## TASK STATEMENT
Say how many lines of the listing below include the word "Update", with no other output.

Content starts

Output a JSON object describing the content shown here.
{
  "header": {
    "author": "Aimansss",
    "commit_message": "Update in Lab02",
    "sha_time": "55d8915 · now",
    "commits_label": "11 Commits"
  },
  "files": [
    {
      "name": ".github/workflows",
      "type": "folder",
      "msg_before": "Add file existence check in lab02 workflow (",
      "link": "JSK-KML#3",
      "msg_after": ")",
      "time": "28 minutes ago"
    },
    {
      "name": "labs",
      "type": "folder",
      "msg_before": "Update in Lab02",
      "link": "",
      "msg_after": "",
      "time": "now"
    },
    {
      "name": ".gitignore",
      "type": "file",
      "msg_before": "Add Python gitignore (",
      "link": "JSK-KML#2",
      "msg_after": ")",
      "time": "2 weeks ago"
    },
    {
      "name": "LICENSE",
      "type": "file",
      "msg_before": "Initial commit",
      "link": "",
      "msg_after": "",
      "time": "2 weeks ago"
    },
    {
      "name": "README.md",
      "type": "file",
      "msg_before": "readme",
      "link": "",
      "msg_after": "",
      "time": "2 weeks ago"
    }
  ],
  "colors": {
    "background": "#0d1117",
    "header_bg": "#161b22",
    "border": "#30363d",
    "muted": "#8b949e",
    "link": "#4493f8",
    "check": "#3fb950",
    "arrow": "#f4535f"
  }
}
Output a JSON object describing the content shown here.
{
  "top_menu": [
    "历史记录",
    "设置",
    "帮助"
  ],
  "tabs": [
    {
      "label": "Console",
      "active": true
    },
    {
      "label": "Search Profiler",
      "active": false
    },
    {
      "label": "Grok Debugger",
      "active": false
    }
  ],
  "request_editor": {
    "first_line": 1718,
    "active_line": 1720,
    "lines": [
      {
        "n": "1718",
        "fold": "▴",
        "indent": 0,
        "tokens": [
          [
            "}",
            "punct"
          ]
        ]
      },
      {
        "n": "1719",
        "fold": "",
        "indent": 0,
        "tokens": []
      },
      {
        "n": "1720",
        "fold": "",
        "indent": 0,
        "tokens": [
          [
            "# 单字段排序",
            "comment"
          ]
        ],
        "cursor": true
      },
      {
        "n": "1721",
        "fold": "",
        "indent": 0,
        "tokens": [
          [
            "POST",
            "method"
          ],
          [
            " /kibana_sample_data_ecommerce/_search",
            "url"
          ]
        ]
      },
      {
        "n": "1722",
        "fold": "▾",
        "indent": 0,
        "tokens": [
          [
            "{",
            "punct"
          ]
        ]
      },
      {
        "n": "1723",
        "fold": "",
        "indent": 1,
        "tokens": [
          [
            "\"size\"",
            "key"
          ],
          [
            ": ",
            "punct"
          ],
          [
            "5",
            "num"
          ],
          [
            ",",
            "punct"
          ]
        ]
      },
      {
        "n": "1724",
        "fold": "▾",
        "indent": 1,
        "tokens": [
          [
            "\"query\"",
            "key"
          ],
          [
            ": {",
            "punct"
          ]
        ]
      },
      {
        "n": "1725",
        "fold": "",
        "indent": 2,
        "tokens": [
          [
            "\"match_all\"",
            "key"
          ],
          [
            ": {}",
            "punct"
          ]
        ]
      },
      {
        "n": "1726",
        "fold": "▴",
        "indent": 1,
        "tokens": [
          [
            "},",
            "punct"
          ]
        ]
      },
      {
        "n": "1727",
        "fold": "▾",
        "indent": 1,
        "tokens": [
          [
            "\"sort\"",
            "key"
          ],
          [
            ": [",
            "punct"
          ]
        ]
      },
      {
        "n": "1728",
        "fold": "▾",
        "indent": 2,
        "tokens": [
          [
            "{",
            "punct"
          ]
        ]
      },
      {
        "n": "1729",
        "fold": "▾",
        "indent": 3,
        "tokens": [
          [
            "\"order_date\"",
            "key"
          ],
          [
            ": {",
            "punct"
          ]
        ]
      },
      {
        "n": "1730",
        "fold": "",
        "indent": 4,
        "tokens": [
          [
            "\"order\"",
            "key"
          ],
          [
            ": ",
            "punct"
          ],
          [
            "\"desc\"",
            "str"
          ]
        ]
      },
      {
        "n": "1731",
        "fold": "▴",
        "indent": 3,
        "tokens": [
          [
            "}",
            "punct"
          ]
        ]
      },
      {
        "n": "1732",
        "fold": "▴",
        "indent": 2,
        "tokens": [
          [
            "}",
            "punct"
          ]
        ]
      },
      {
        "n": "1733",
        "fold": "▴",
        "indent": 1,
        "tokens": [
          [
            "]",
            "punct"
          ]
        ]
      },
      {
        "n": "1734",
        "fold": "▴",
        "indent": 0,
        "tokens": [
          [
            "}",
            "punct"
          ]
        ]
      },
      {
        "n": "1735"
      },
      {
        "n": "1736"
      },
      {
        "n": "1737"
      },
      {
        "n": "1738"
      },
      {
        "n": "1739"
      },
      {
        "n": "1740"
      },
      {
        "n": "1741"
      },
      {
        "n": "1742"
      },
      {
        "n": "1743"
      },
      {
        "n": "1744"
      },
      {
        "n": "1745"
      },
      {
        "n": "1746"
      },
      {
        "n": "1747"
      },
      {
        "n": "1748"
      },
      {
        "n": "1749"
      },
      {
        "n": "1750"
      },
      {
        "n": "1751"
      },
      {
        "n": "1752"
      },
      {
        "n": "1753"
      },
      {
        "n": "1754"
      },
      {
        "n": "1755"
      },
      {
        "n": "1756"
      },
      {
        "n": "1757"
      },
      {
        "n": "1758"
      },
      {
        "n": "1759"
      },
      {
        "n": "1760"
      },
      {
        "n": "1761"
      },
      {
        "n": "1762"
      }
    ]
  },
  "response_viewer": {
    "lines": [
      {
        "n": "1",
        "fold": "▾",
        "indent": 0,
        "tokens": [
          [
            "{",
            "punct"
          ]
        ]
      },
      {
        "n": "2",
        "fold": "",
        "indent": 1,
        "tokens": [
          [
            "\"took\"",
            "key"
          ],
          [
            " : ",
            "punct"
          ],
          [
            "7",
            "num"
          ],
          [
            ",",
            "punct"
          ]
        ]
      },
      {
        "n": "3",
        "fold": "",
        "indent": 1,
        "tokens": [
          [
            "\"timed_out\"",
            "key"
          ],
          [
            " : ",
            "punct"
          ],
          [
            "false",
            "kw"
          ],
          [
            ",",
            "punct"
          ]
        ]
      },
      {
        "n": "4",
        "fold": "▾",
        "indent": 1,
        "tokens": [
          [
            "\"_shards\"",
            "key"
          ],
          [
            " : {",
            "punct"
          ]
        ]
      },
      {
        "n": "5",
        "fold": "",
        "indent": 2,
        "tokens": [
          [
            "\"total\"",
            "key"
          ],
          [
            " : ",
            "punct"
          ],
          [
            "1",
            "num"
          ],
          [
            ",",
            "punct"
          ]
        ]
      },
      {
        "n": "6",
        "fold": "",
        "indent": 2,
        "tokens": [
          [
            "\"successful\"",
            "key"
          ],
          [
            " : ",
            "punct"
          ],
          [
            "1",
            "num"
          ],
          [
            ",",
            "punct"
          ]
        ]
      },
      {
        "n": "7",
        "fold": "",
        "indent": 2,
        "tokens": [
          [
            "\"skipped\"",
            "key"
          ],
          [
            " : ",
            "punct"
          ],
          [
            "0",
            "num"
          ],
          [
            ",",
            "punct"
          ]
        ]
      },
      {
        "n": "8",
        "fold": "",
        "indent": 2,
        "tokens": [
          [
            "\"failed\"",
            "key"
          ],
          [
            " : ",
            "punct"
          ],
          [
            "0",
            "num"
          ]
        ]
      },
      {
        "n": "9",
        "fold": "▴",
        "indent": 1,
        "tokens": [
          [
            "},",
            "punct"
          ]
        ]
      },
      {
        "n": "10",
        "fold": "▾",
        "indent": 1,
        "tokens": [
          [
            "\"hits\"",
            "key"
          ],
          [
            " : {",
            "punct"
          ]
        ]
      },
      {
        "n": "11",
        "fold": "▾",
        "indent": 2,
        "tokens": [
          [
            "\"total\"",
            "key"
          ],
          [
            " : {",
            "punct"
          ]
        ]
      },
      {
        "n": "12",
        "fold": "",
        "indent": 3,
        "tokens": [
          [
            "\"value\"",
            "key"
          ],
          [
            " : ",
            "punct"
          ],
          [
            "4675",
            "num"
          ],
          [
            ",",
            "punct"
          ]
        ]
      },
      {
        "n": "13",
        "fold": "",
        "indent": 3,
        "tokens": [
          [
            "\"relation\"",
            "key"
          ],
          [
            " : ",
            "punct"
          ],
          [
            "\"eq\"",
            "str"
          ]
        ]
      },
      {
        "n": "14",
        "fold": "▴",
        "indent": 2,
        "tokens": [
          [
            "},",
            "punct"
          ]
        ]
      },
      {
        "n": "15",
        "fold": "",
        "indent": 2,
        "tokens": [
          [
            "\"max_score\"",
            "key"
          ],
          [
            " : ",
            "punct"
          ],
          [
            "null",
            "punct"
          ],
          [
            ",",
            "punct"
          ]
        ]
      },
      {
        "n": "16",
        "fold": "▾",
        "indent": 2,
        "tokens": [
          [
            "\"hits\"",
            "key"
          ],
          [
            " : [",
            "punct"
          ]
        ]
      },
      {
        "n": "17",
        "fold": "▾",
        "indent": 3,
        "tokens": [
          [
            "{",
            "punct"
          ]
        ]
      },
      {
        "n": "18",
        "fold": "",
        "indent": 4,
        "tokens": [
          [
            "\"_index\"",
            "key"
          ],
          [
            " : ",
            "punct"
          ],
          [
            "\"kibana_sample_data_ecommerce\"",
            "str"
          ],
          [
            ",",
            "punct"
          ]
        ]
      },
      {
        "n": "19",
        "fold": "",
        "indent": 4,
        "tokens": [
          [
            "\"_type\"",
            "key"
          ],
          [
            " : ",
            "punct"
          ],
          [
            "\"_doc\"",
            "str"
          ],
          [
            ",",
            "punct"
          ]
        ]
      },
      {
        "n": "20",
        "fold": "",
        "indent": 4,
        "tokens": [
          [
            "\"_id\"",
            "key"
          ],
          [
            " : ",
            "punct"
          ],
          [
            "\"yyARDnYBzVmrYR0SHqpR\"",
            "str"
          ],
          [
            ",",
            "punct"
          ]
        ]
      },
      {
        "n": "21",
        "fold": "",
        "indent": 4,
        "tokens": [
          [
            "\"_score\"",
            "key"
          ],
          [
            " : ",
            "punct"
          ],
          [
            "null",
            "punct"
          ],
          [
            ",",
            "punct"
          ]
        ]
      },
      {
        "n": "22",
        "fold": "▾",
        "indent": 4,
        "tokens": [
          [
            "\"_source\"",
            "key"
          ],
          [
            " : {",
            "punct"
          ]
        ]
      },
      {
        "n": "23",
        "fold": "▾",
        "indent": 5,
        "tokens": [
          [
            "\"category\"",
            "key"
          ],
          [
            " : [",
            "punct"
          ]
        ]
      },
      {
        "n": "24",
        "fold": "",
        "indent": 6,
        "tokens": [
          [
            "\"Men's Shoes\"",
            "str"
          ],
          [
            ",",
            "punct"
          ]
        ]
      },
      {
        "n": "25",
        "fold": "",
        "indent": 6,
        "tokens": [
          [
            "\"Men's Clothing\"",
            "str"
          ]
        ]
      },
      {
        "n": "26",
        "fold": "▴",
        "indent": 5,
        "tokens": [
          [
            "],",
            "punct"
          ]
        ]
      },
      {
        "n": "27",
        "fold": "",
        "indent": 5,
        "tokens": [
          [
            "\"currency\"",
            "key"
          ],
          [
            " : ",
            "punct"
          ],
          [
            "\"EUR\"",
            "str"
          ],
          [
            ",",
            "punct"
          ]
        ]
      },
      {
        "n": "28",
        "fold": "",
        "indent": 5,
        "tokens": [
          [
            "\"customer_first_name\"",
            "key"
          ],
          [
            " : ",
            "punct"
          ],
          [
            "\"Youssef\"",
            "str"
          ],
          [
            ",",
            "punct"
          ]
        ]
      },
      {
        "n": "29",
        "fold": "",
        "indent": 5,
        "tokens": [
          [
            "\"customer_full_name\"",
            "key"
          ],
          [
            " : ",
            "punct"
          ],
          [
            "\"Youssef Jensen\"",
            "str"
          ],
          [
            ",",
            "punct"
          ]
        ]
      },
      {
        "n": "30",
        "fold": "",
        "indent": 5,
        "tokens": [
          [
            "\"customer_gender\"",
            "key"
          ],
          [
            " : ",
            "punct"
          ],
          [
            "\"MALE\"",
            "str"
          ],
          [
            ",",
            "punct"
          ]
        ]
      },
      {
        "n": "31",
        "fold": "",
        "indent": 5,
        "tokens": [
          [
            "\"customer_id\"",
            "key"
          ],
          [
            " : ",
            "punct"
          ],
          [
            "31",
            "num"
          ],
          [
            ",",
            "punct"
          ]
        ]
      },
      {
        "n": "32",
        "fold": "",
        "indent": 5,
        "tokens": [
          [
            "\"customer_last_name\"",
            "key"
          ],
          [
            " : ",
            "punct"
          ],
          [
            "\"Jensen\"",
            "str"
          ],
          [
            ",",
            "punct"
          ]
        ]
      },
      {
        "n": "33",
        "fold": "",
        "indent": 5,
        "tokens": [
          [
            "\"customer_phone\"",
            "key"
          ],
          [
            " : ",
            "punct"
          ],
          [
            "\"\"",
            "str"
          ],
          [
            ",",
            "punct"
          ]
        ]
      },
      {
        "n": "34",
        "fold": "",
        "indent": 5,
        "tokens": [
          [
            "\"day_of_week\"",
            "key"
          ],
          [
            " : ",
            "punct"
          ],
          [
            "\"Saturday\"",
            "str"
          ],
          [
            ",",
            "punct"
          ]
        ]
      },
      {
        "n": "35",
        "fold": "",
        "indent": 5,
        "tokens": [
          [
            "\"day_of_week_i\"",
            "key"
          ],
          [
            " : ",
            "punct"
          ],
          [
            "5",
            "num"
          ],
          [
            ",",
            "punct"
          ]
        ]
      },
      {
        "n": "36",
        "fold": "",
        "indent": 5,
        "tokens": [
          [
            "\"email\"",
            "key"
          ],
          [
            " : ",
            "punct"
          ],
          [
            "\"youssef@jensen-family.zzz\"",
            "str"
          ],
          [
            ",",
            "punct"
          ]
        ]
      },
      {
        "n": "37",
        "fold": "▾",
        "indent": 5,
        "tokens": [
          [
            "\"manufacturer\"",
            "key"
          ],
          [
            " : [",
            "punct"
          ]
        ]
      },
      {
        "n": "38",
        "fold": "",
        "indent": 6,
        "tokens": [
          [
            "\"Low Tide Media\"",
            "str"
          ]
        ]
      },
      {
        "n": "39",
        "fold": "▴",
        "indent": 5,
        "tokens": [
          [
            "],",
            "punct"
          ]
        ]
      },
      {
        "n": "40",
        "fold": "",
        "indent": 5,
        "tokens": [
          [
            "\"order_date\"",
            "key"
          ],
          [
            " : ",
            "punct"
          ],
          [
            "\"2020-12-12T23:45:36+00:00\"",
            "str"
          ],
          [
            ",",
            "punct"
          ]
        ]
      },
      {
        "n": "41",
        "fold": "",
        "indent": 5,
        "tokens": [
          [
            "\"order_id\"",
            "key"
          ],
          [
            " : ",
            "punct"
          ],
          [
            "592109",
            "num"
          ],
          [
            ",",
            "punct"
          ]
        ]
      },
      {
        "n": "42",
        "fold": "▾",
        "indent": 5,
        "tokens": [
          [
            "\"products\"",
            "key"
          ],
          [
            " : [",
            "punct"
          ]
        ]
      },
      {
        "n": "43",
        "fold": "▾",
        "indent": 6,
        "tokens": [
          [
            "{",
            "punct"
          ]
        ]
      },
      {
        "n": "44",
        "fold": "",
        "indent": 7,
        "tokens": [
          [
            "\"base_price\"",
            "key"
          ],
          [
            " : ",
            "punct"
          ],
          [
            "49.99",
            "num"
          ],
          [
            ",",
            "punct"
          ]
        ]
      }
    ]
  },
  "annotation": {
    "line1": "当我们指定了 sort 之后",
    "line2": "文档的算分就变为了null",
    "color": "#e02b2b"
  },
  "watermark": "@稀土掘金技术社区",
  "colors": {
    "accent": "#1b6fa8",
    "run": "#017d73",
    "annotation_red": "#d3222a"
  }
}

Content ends

## EXPECTED OUTPUT
2